One of the windows at church was provided as a memorial to Cecelia Daratt Smith. Like Dorothy, her memorial states “She hath done what she could”. Cecelia was born in 1828 one of 9 recorded children of Isaac and Joanne LaDue Daratt. She had 4 sisters and 4 brothers. She was married to John W. Smith (1797-1847) in 1842. She was interred in Union Hill Cemetery on her death in 1892.
Scripture records other stories of offering what we have to the glory of God’s kingdom:
Mark 14 tells the story of Jesus in Bethany at the home of Simon the Leper. A woman (her identity is not clearly known, some feel to be Mary Magdelene) anointed Jesus’ feet with a very expensive perfume. While condemned for her wastefulness by others, Jesus commended her gracious offering stating “she did what she could”.

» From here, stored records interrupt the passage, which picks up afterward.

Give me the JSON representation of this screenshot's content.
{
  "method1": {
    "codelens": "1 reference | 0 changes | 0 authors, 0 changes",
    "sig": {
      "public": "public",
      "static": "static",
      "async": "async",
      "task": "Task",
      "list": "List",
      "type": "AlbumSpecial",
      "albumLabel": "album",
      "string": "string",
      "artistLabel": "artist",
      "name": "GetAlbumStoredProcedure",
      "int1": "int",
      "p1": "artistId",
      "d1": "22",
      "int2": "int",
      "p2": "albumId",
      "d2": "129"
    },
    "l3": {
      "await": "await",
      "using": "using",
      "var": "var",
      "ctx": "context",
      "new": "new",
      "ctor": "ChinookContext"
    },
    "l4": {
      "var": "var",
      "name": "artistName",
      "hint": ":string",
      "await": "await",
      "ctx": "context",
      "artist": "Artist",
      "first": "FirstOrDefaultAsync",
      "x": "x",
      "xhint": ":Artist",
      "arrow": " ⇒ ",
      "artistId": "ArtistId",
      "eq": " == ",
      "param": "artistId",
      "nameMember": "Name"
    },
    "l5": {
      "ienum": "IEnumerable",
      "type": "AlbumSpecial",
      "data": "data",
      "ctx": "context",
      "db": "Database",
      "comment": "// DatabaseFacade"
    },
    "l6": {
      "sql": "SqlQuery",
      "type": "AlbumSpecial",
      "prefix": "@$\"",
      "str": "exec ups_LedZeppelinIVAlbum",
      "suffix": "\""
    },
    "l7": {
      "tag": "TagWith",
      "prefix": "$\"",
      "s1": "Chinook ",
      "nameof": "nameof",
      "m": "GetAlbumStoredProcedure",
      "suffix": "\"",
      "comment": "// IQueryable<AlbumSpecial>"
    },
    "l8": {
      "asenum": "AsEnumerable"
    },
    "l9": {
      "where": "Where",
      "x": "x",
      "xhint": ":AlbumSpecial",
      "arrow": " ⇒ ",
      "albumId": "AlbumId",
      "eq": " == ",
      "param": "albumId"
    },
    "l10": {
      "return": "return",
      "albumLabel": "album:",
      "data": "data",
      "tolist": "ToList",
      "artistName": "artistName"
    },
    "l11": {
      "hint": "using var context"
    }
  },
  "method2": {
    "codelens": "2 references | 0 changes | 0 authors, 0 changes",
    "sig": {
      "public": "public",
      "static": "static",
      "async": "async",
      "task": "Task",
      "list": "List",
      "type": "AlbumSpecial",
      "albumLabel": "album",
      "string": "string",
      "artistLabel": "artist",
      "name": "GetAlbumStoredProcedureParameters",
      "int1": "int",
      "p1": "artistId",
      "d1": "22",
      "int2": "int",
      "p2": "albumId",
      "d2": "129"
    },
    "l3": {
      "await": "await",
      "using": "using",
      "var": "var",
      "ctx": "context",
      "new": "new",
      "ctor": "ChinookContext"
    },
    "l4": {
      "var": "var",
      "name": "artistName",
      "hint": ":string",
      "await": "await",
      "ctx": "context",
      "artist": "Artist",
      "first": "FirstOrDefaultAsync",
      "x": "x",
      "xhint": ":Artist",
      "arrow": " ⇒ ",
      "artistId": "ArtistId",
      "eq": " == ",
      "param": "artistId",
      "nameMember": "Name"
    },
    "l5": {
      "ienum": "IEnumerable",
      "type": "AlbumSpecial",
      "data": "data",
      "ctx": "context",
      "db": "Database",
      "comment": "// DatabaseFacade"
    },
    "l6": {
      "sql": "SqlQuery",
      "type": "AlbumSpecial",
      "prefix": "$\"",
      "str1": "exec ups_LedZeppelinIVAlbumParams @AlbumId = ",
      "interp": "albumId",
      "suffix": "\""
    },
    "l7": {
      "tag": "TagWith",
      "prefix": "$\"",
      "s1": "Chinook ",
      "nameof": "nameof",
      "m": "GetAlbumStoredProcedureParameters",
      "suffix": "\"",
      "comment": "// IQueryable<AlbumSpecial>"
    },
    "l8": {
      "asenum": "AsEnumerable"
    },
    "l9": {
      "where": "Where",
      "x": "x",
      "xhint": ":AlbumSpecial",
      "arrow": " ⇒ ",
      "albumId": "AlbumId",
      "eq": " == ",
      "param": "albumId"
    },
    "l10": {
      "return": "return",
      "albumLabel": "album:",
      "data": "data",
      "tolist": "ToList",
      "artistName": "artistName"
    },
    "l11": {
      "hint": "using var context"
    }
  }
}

John 6 includes the well-known story of the boy who offered five small barley loaves and two small fish, which in Jesus’ hands, fed about five thousand, with twelve baskets of left over pieces.
Luke 21 tells the story of the widow who gave 2 copper coins, “more than all the others” in giving all she had to live on.
I’m challenged this week to consider if I am really doing the best I can with what God has put in my life. Perhaps financially, but also in the gifts and talents each of us have been given. As I consider what I have, I encourage you to think about what is in your hands as well.